A legislative push in the United States, aimed at giving news organisations greater power to negotiate fees for the content shared on social media sites like Facebook, has run into rough weather.

Meta (formerly Facebook Inc.) has threatened to remove all news content from its platform if the measure is passed. The proposal has also come under attack from other groups representing Internet giants like Amazon and Google.


What is the proposed law?

  • The draft legislation is known as the Journalism Competition and Preservation Act (JCPA) of 2022.
  • It would allow publishers greater powers to collectively bargain with companies like Facebook and Google for a larger share of ad revenue.
  • The publishers have long complained of dwindling revenues as social media platforms cornered a large chunk of online advertisements.


Opposition from internet giants

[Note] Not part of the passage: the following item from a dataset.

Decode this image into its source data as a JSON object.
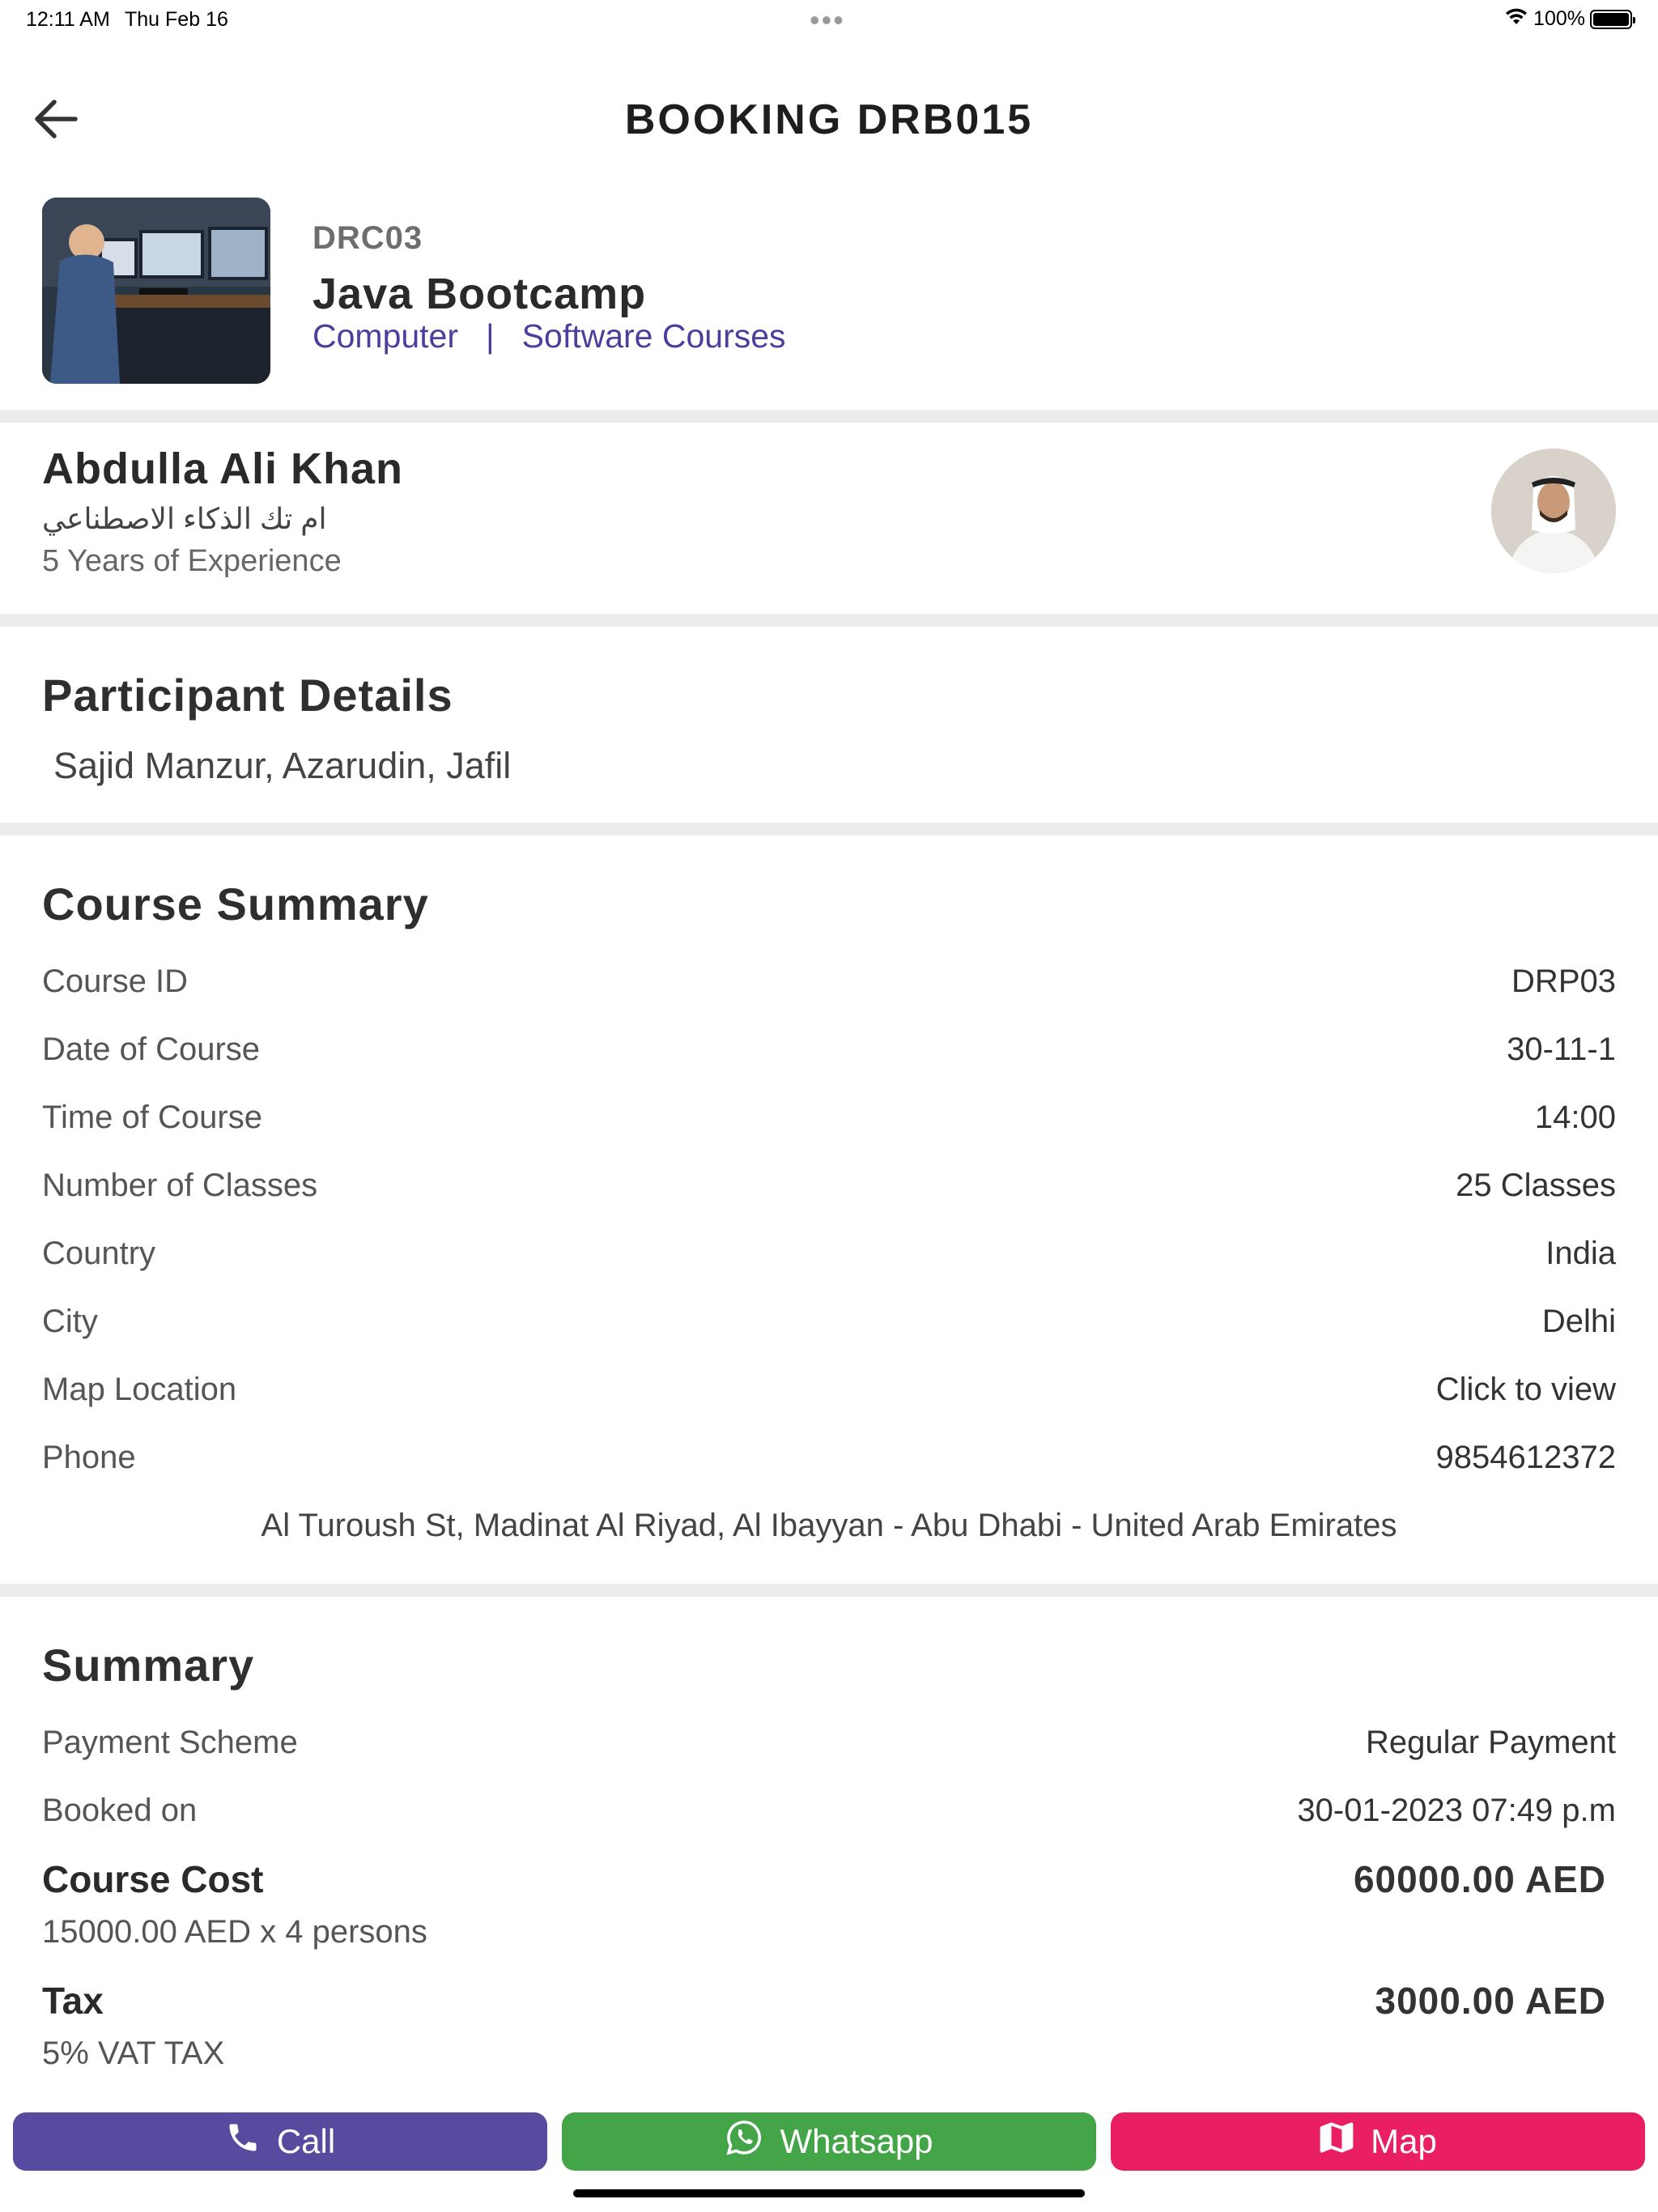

  • Meta has argued that contrary to publishers’ claims, platforms like Facebook actually help them with the distribution.
  • As per them, the current legislation fails to recognise the key fact: publishers and broadcasters put their content on our platform themselves because it benefits their bottom line.
  • No company should be forced to pay for content users do not want to see and that is not a meaningful source of revenue.
  • These internet companies contend that the government is creating a cartel-like entity which requires one private company to subsidise other private entities.